*** Records supplied Section Begins ***
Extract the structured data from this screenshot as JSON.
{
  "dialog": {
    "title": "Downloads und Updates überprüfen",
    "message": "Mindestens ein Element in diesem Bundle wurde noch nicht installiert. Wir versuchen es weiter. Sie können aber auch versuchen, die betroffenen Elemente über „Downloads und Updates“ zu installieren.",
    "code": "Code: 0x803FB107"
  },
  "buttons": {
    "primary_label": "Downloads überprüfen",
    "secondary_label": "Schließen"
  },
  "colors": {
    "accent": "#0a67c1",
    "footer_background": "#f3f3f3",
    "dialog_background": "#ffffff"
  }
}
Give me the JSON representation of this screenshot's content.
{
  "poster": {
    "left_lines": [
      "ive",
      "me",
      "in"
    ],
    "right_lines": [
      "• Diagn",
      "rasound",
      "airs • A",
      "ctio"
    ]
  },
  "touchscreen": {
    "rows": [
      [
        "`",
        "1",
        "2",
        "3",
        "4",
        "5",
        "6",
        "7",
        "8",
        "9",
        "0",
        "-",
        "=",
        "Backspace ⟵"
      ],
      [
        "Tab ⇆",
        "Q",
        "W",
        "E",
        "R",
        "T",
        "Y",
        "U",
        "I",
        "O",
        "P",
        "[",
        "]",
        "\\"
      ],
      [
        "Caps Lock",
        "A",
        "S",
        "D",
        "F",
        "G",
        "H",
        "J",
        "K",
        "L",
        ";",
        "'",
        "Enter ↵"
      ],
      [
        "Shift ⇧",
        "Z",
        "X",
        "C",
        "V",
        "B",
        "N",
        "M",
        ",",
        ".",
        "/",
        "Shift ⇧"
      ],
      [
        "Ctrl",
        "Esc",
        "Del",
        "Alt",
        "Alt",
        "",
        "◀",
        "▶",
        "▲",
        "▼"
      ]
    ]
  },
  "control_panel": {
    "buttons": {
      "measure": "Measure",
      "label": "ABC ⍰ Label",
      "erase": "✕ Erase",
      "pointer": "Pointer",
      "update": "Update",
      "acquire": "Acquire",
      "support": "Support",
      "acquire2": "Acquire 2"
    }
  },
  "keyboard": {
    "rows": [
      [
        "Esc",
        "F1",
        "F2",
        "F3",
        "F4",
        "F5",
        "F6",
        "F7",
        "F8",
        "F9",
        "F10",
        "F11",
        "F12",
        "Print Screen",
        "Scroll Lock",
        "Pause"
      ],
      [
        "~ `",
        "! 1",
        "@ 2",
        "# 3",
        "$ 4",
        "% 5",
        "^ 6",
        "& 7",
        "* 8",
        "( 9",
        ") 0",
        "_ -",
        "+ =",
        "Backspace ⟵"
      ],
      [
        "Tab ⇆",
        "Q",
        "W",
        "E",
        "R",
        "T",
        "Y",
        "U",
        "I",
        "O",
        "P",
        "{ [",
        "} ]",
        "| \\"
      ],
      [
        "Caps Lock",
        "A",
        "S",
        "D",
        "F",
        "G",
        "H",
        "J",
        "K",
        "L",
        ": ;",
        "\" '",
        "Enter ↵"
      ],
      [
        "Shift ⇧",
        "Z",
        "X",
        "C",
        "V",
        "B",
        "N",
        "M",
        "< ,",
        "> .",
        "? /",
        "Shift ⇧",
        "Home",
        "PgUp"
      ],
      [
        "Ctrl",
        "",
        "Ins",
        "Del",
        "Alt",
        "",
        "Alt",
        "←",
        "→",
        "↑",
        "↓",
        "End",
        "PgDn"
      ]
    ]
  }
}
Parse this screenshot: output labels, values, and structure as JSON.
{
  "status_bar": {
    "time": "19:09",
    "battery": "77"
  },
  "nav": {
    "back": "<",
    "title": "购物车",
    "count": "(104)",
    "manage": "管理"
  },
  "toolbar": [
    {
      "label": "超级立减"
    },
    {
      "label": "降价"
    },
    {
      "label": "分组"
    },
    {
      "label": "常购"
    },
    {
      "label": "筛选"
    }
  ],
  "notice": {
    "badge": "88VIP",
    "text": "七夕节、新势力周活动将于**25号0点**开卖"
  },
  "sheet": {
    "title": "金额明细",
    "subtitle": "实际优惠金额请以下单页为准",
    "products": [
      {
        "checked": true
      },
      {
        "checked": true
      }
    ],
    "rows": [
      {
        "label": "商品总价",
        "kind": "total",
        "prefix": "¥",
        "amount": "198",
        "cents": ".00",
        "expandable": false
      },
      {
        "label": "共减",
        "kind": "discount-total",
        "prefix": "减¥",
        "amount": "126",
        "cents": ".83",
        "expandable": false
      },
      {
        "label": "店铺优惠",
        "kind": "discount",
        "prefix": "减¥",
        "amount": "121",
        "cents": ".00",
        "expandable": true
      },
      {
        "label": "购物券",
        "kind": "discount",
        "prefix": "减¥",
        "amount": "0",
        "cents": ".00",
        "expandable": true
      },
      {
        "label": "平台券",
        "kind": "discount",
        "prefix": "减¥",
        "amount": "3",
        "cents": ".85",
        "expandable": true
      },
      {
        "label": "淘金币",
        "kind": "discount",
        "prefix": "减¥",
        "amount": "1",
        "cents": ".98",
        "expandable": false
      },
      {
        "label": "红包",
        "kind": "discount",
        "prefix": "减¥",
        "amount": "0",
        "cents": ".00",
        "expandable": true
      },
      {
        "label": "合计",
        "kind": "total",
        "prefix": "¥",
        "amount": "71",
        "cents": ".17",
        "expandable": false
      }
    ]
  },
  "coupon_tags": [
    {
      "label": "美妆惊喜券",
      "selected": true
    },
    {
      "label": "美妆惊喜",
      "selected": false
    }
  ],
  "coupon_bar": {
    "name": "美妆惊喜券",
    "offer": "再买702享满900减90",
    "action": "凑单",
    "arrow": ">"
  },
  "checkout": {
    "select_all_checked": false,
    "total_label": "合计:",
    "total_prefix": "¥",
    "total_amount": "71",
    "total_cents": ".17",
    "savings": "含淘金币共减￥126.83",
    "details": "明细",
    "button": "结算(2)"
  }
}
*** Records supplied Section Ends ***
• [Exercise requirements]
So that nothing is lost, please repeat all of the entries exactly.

• [Exercise output]
Extract the structured data from this screenshot as JSON.
{
  "dialog": {
    "title": "Downloads und Updates überprüfen",
    "message": "Mindestens ein Element in diesem Bundle wurde noch nicht installiert. Wir versuchen es weiter. Sie können aber auch versuchen, die betroffenen Elemente über „Downloads und Updates“ zu installieren.",
    "code": "Code: 0x803FB107"
  },
  "buttons": {
    "primary_label": "Downloads überprüfen",
    "secondary_label": "Schließen"
  },
  "colors": {
    "accent": "#0a67c1",
    "footer_background": "#f3f3f3",
    "dialog_background": "#ffffff"
  }
}
Give me the JSON representation of this screenshot's content.
{
  "poster": {
    "left_lines": [
      "ive",
      "me",
      "in"
    ],
    "right_lines": [
      "• Diagn",
      "rasound",
      "airs • A",
      "ctio"
    ]
  },
  "touchscreen": {
    "rows": [
      [
        "`",
        "1",
        "2",
        "3",
        "4",
        "5",
        "6",
        "7",
        "8",
        "9",
        "0",
        "-",
        "=",
        "Backspace ⟵"
      ],
      [
        "Tab ⇆",
        "Q",
        "W",
        "E",
        "R",
        "T",
        "Y",
        "U",
        "I",
        "O",
        "P",
        "[",
        "]",
        "\\"
      ],
      [
        "Caps Lock",
        "A",
        "S",
        "D",
        "F",
        "G",
        "H",
        "J",
        "K",
        "L",
        ";",
        "'",
        "Enter ↵"
      ],
      [
        "Shift ⇧",
        "Z",
        "X",
        "C",
        "V",
        "B",
        "N",
        "M",
        ",",
        ".",
        "/",
        "Shift ⇧"
      ],
      [
        "Ctrl",
        "Esc",
        "Del",
        "Alt",
        "Alt",
        "",
        "◀",
        "▶",
        "▲",
        "▼"
      ]
    ]
  },
  "control_panel": {
    "buttons": {
      "measure": "Measure",
      "label": "ABC ⍰ Label",
      "erase": "✕ Erase",
      "pointer": "Pointer",
      "update": "Update",
      "acquire": "Acquire",
      "support": "Support",
      "acquire2": "Acquire 2"
    }
  },
  "keyboard": {
    "rows": [
      [
        "Esc",
        "F1",
        "F2",
        "F3",
        "F4",
        "F5",
        "F6",
        "F7",
        "F8",
        "F9",
        "F10",
        "F11",
        "F12",
        "Print Screen",
        "Scroll Lock",
        "Pause"
      ],
      [
        "~ `",
        "! 1",
        "@ 2",
        "# 3",
        "$ 4",
        "% 5",
        "^ 6",
        "& 7",
        "* 8",
        "( 9",
        ") 0",
        "_ -",
        "+ =",
        "Backspace ⟵"
      ],
      [
        "Tab ⇆",
        "Q",
        "W",
        "E",
        "R",
        "T",
        "Y",
        "U",
        "I",
        "O",
        "P",
        "{ [",
        "} ]",
        "| \\"
      ],
      [
        "Caps Lock",
        "A",
        "S",
        "D",
        "F",
        "G",
        "H",
        "J",
        "K",
        "L",
        ": ;",
        "\" '",
        "Enter ↵"
      ],
      [
        "Shift ⇧",
        "Z",
        "X",
        "C",
        "V",
        "B",
        "N",
        "M",
        "< ,",
        "> .",
        "? /",
        "Shift ⇧",
        "Home",
        "PgUp"
      ],
      [
        "Ctrl",
        "",
        "Ins",
        "Del",
        "Alt",
        "",
        "Alt",
        "←",
        "→",
        "↑",
        "↓",
        "End",
        "PgDn"
      ]
    ]
  }
}
Parse this screenshot: output labels, values, and structure as JSON.
{
  "status_bar": {
    "time": "19:09",
    "battery": "77"
  },
  "nav": {
    "back": "<",
    "title": "购物车",
    "count": "(104)",
    "manage": "管理"
  },
  "toolbar": [
    {
      "label": "超级立减"
    },
    {
      "label": "降价"
    },
    {
      "label": "分组"
    },
    {
      "label": "常购"
    },
    {
      "label": "筛选"
    }
  ],
  "notice": {
    "badge": "88VIP",
    "text": "七夕节、新势力周活动将于**25号0点**开卖"
  },
  "sheet": {
    "title": "金额明细",
    "subtitle": "实际优惠金额请以下单页为准",
    "products": [
      {
        "checked": true
      },
      {
        "checked": true
      }
    ],
    "rows": [
      {
        "label": "商品总价",
        "kind": "total",
        "prefix": "¥",
        "amount": "198",
        "cents": ".00",
        "expandable": false
      },
      {
        "label": "共减",
        "kind": "discount-total",
        "prefix": "减¥",
        "amount": "126",
        "cents": ".83",
        "expandable": false
      },
      {
        "label": "店铺优惠",
        "kind": "discount",
        "prefix": "减¥",
        "amount": "121",
        "cents": ".00",
        "expandable": true
      },
      {
        "label": "购物券",
        "kind": "discount",
        "prefix": "减¥",
        "amount": "0",
        "cents": ".00",
        "expandable": true
      },
      {
        "label": "平台券",
        "kind": "discount",
        "prefix": "减¥",
        "amount": "3",
        "cents": ".85",
        "expandable": true
      },
      {
        "label": "淘金币",
        "kind": "discount",
        "prefix": "减¥",
        "amount": "1",
        "cents": ".98",
        "expandable": false
      },
      {
        "label": "红包",
        "kind": "discount",
        "prefix": "减¥",
        "amount": "0",
        "cents": ".00",
        "expandable": true
      },
      {
        "label": "合计",
        "kind": "total",
        "prefix": "¥",
        "amount": "71",
        "cents": ".17",
        "expandable": false
      }
    ]
  },
  "coupon_tags": [
    {
      "label": "美妆惊喜券",
      "selected": true
    },
    {
      "label": "美妆惊喜",
      "selected": false
    }
  ],
  "coupon_bar": {
    "name": "美妆惊喜券",
    "offer": "再买702享满900减90",
    "action": "凑单",
    "arrow": ">"
  },
  "checkout": {
    "select_all_checked": false,
    "total_label": "合计:",
    "total_prefix": "¥",
    "total_amount": "71",
    "total_cents": ".17",
    "savings": "含淘金币共减￥126.83",
    "details": "明细",
    "button": "结算(2)"
  }
}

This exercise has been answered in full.